A number of years later, Robert, moved to Brazil and Laurens continued the Schulman name in The Netherlands. Years later, Robert would pass away, and Laurens had a medical condition that prevented him from being as active
as he would have liked. The Schulman coin dealership was sold to Eddy Absil (who was from Johannesburg, South Africa and I remember meeting him years earlier at the COINEX coin fair in London) and another colleague, John
Saunders (whom I remember as coming to this country after working for American Express). They continued the Schulman name and set up the dealership, again, in central Amsterdam. I have not been back to Europe in many years,
but have been active in Dutch numismatics all the while.
Hans Schulman, came up to my booth at some of the early New York International Coin Fairs, while we in the Sheraton Hotel in Albert Hall. He introduced himself to me and made it a point to try and do some business with
me. I never went to his office or attended any of his auctions, however, I have heard stories about him for many years. At this same time frame, I also met Henry Grunthal, and many European coin dealers that I had never seen
before. Many of these are now my friends and colleagues.
A common thread about the Schulman's was that I was always treated with dignity and respect. I miss the many conversations that I had with these gentlemen about our industry, that they, myself and others have spent
their entire working lives in.
I do not recall that I ever met Hans Schulman in person. He was, however, a participant in a number of my early sales, from 1980 on. We struck up a long distance friendship and engaged in other transactions. Although he
maintained a West End Avenue address in New York City, Hans spent much of his time in Alicante, Spain at the time. From there, he started sending me quantities of turn of the century Shulman Amsterdam auction sale
catalogues, many of which he had been able to have inexpensively bound locally. These I sold on consignment. Particularly rich in colonial coins of the Americas and of Europe, many of these catalogues were in demand then as
now. Hans was a joy to work with. He never complained when a better catalogue sold for a bargain price; there always seemed to be a surplus of good results and his supply of catalogues endless.
Some described Hans as a bit of a charming rogue; most of his colleagues did seem to quite like him and I never heard his initials used for anything other than Moritz Friedrich. His interactions with me were exemplary.
Like so many other major numismatic personalities of the day, Hans Schulman went out of his way to help a young numismatic bookseller. The sums involved were surely trivial to them and their patronage meant far more to me.

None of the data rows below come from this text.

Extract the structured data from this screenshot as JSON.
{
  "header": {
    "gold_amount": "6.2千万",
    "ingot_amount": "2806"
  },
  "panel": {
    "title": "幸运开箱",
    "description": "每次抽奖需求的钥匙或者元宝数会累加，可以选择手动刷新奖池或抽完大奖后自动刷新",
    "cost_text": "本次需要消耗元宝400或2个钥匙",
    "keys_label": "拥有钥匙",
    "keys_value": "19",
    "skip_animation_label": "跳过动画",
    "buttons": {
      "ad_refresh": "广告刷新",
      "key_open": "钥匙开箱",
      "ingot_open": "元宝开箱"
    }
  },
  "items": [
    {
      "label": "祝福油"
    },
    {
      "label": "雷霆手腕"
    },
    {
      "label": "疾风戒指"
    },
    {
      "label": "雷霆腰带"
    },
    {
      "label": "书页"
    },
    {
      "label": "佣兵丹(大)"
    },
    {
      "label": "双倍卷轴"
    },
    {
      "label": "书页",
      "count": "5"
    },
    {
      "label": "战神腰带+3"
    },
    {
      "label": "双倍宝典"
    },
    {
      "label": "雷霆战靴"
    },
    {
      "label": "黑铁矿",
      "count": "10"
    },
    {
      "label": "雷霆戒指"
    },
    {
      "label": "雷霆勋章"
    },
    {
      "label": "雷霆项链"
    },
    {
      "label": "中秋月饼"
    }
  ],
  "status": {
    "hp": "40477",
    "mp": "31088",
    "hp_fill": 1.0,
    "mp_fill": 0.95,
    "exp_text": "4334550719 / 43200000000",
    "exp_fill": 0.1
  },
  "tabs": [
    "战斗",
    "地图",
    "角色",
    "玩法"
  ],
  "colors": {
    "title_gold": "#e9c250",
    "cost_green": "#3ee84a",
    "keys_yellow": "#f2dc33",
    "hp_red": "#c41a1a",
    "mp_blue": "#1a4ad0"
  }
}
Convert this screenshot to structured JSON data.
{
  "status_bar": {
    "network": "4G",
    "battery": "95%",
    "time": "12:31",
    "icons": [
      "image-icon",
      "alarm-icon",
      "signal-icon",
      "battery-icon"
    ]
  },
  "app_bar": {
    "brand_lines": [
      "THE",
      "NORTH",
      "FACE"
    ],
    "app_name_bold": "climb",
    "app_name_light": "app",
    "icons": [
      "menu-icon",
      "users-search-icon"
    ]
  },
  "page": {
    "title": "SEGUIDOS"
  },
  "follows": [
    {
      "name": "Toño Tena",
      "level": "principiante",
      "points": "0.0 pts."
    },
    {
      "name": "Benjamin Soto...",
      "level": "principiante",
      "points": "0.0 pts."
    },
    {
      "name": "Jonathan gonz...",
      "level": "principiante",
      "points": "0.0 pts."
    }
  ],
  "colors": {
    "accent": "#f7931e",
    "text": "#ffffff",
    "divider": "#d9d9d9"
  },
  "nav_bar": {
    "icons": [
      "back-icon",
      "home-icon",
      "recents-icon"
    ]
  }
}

Most, I believe, were motivated by a desire to give back to their chosen field. What a marvelous cast of characters they were, both here in the U.S. and throughout Europe.
Thanks, everyone. -Editor